Impact of coronary artery anatomy on clinical course and prognosis in apical hypertrophic cardiomyopathy: analysis of coronary angiography and computed tomography.

Shin DG, Son JW, Park JY, Choi JW, Ryu SK - Korean Circ J (2015)

Kaplan-Meier survival curve shows a significantly longer CV event-free survival period in patients without CAD {p=0.005 by Log Rank test (Mantel-Cox)}. CV: cardiovascular, CAD: coronary artery disease.
© Copyright Policy - open-access
Related In: Results  -  Collection

License
Show All Figures
getmorefigures.php?uid=PMC4310978&req=5

Figure 1: Kaplan-Meier survival curve shows a significantly longer CV event-free survival period in patients without CAD {p=0.005 by Log Rank test (Mantel-Cox)}. CV: cardiovascular, CAD: coronary artery disease.
Mentions: Coronary artery disease persisted as an independent risk factor for CV events (HR=2.91, 95% CI: 1.19-7.13, p=0.021) after adjusting for age and LVESD, which were significantly related with shorter event-free survival in univariate analysis or adding other CV risk factors (Table 6). Kaplan-Meier survival analysis also revealed better survival in patients without CAD {p=0.005 by Log Rank test (Mantel-Cox)} (Fig. 1).

Bottom Line: CAD was found in 31 (31.6%) patients.The mixed-type was more frequent in CV event group although this difference was not statistically significant (50% vs. 30%, p=0.097).However, AHCM without CAD has a benign natural course, comparable with the general population.

View Article: PubMed Central - PubMed

Affiliation: Division of Cardiology, Yonsei Cardiovascular Hospital, Yonsei University College of Medicine, Seoul, Korea.

ABSTRACT

Background and objectives: Apical hypertrophic cardiomyopathy (AHCM) is an uncommon variant of hypertrophic cardiomyopathy with a relatively benign course. However, the prognostic factors of AHCM-particularly those associated with coronary artery disease (CAD) and its anatomical subtypes-are not well known.

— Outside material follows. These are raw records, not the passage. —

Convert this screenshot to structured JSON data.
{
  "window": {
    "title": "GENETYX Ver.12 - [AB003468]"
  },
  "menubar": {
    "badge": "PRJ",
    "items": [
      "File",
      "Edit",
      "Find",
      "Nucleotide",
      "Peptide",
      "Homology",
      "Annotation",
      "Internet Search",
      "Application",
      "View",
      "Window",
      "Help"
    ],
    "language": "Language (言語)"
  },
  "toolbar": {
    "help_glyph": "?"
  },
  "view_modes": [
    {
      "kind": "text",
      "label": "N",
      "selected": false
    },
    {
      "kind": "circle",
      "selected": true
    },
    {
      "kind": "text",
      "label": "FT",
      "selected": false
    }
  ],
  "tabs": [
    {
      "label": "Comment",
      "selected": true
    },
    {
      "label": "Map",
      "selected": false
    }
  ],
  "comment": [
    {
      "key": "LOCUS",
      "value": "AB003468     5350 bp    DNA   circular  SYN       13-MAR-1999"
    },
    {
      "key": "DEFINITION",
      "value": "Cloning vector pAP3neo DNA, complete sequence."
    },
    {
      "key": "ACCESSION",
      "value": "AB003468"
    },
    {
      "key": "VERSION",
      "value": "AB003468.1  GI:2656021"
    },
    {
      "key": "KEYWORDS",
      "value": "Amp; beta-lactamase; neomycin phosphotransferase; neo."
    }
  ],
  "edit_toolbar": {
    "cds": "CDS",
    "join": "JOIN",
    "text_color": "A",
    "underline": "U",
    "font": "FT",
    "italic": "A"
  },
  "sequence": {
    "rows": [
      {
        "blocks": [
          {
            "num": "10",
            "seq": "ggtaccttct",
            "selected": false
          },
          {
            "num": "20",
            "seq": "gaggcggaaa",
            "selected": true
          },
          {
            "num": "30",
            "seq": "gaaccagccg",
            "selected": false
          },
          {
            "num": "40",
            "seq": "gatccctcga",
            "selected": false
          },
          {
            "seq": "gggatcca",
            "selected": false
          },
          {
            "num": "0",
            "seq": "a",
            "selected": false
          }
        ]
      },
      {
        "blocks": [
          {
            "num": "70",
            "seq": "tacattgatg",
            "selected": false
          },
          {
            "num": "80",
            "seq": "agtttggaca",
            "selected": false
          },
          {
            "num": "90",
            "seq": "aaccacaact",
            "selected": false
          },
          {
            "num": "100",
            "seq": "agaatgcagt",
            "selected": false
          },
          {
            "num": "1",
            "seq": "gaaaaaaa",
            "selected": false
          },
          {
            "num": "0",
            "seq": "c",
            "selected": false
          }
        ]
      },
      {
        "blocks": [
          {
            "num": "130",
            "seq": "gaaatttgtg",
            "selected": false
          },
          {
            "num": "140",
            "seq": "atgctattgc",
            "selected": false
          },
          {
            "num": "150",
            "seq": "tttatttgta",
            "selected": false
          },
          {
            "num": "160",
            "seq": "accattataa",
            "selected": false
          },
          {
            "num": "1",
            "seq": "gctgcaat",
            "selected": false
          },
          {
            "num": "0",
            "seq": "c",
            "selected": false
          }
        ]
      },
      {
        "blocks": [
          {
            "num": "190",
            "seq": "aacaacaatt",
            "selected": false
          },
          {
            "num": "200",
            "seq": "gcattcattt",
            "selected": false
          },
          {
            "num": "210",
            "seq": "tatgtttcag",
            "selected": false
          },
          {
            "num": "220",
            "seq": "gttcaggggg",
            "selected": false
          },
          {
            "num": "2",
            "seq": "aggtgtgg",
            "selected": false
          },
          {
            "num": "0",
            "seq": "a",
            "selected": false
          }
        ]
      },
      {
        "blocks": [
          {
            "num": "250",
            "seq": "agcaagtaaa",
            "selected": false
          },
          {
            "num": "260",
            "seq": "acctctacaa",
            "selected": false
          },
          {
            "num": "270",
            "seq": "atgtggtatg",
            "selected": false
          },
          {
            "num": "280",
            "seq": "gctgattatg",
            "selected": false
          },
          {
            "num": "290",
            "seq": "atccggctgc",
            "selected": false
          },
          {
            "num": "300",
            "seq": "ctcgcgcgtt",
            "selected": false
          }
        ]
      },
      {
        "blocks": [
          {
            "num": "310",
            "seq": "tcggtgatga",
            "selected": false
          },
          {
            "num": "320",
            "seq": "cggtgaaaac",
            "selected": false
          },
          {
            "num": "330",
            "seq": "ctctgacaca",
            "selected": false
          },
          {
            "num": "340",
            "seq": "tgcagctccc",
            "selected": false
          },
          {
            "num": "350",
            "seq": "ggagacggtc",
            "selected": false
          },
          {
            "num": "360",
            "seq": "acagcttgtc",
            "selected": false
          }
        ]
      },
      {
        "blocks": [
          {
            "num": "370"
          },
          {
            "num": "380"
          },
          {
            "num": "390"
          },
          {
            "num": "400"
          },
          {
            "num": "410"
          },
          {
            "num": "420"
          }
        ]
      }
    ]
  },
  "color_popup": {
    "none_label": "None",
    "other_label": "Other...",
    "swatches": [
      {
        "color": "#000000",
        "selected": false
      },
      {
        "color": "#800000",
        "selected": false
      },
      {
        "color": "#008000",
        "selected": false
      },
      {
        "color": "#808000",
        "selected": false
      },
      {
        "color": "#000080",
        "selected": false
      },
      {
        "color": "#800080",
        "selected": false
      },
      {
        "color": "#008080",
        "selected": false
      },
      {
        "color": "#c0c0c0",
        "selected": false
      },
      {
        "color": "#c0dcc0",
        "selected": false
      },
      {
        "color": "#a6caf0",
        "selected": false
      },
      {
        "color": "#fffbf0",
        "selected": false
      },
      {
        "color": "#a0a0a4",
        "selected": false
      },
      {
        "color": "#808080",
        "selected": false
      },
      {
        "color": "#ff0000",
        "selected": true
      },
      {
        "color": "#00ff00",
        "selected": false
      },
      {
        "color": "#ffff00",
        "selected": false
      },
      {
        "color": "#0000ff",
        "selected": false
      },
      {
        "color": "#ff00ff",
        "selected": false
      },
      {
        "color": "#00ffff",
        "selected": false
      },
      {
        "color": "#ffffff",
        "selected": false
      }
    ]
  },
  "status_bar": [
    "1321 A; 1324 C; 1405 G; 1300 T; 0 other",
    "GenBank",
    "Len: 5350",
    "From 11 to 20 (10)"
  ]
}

Subjects and methods: We enrolled 98 consecutive patients with AHCM who underwent coronary angiography or coronary computed tomography scanning at two general hospitals in Korea from January 2002 to March 2012. Patient charts were reviewed for information regarding cardiovascular (CV) risk factors, symptoms, and occurrence of CV events and/or mortality. We also reviewed echocardiographic data and angiography records.

Results: The mean age at the time of enrollment was 61.45±9.78 years, with female patients comprising 38.6%. The proportions of mixed and pure types of AHCM were 34.4% and 65.6%, respectively. CAD was found in 31 (31.6%) patients. The mean follow-up period was 53.1±60.7 months. CV events occurred in 22.4% of patients, and the mortality rate was 5.1%. The mixed-type was more frequent in CV event group although this difference was not statistically significant (50% vs. 30%, p=0.097). The presence of CAD emerged as an independent risk factor for CV events in univariate and multivariate Cox regression analysis after adjusting for other CV risk factors.

Conclusion: Coronary artery disease is an independent risk factor for CV events in AHCM patients. However, AHCM without CAD has a benign natural course, comparable with the general population.

No MeSH data available.


Related in: MedlinePlus